The first two chapters lay a classical and monastic foundation for defining happiness, linking it to contemplation, virtue, and the Christian idea of a happy death. If we can imagine a happy death, we can shape a happy life characterized by “purity of heart,” the ability to resist evil and embrace the good. Using John Cassian’s writings, Jamison argues that the “Eight Thoughts” that challenged the purity of the desert monastics – gluttony, lust, greed, anger, sadness, acedia, vanity and pride – continue to challenge us today and form the basis for the remaining eight chapters.
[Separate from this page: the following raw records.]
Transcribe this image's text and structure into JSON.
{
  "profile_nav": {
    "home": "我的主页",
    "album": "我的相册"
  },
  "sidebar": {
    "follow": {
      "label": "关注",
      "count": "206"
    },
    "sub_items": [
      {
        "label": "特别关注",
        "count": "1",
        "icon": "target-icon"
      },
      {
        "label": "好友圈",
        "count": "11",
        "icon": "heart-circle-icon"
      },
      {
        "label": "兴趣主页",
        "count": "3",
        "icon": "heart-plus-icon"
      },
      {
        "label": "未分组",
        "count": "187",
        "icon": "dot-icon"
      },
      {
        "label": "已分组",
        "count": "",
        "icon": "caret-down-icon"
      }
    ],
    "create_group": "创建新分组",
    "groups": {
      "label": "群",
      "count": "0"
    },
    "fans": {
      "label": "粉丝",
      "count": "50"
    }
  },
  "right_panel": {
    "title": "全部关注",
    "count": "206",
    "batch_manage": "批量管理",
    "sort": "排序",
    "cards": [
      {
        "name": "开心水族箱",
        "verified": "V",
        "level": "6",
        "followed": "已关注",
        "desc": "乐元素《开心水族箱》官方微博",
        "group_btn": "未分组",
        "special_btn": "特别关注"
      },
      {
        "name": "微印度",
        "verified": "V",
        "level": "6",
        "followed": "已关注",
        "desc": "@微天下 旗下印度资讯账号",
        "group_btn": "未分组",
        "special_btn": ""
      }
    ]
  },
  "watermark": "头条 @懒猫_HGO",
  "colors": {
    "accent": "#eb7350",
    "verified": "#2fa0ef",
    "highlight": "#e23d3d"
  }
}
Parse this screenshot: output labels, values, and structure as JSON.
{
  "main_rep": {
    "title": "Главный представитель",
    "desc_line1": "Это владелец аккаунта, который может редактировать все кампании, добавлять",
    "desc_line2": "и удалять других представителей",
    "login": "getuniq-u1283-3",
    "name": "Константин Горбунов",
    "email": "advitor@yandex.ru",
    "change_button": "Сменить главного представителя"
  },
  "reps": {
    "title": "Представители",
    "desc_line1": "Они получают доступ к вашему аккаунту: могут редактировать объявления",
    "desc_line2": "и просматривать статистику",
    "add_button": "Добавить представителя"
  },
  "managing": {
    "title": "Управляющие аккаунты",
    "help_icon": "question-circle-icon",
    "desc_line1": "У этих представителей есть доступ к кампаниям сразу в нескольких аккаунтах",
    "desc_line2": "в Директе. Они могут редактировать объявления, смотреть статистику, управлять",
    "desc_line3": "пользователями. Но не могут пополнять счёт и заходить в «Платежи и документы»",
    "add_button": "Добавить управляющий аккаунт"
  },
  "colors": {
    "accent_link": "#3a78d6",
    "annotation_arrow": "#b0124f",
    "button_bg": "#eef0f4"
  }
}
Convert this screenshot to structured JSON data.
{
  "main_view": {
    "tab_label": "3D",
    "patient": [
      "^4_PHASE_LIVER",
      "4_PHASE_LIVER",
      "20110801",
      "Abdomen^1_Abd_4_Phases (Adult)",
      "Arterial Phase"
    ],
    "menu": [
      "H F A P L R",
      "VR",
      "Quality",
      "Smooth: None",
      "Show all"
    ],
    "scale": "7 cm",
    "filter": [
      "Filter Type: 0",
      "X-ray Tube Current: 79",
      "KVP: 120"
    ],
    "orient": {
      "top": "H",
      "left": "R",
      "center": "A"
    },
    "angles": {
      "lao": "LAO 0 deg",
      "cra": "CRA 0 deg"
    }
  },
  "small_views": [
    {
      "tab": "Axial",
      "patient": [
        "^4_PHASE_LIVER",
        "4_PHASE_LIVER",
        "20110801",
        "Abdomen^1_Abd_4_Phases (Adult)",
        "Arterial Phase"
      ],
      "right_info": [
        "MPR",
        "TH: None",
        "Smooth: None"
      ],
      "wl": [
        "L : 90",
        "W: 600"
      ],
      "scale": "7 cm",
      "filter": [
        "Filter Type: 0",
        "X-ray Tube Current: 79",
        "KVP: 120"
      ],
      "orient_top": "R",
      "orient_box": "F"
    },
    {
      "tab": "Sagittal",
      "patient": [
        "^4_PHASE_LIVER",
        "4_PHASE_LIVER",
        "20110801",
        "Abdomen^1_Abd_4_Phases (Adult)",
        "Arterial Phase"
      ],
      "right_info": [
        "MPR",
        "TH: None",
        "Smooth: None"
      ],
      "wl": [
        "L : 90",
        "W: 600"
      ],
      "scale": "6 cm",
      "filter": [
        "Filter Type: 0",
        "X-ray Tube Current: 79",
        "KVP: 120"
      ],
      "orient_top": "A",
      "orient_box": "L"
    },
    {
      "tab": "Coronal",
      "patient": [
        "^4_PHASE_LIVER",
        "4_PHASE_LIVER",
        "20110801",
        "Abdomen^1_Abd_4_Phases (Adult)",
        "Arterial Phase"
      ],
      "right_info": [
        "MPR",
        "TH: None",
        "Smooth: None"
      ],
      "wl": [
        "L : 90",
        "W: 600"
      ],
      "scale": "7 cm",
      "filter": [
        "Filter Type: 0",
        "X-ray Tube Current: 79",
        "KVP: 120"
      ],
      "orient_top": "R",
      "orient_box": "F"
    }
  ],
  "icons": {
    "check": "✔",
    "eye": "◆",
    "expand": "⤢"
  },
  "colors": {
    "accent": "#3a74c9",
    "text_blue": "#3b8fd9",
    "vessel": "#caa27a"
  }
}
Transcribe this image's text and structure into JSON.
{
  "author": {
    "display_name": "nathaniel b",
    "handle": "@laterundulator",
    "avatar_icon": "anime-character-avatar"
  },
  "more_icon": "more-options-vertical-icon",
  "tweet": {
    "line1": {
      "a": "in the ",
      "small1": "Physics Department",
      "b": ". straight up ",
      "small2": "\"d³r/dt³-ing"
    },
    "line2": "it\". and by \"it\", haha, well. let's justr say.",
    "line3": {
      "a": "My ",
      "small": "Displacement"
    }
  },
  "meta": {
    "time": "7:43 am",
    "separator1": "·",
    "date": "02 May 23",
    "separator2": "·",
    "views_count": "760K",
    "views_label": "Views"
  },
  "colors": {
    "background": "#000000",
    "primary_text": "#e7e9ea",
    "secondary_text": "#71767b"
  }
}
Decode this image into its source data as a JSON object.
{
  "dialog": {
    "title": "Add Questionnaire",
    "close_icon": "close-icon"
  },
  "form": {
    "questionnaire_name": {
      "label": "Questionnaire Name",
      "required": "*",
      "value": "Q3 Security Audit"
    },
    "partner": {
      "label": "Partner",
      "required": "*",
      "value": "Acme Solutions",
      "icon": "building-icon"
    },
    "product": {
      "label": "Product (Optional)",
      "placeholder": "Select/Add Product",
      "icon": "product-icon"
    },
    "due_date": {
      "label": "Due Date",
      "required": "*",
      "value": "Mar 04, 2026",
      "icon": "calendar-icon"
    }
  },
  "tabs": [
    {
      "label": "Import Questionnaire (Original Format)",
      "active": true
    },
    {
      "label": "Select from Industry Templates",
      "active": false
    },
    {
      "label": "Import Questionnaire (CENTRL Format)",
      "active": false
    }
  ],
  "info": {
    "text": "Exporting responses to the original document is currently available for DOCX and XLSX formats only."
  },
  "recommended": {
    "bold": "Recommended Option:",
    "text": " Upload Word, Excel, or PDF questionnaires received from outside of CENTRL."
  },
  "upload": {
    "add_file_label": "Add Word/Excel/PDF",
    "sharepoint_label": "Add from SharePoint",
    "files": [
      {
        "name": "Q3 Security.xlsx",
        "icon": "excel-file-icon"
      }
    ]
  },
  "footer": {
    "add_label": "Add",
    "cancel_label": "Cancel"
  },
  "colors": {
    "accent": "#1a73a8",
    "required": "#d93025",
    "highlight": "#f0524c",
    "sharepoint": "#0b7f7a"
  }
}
His approach to them is what sets Finding Happiness apart from the usual fare.
Jamison appreciates the workings of the human psyche in contemporary society and suggests that the modern world is most afflicted by acedia, a spiritual carelessness or apathy that was thought unique to contemplatives but now appears frequently in studies and memoirs about depression. A “catastrophic loss of self-awareness,” acedia convinces us that our inner private world is separate from a public sphere of action, so only our actions, not our attitudes, affect others. Thus, we may condemn actions that are angry, gluttonous or greedy, but see no problem with a disposition to anger, gluttony or greed. But, Jamison argues, “my own inner world is a place that can do harm or do good not only to myself but to other people as well. Simply being angry, for example, is bad for me and bad for those who have to deal with me; the vibrations of my anger affect others even if I never do anything bad.” Thus, if attitudes are the root cause of unhappiness, then the regular and permanent rhythms of monastic life can develop “a person’s ability to be aware of what they are thinking, what they are choosing and what they are doing.” Similar to the Buddhist concept of “mindfulness,” this spiritual attentiveness, modeled in monastic life, influences our choices and indirectly brings the longed for “interior joy and delight.”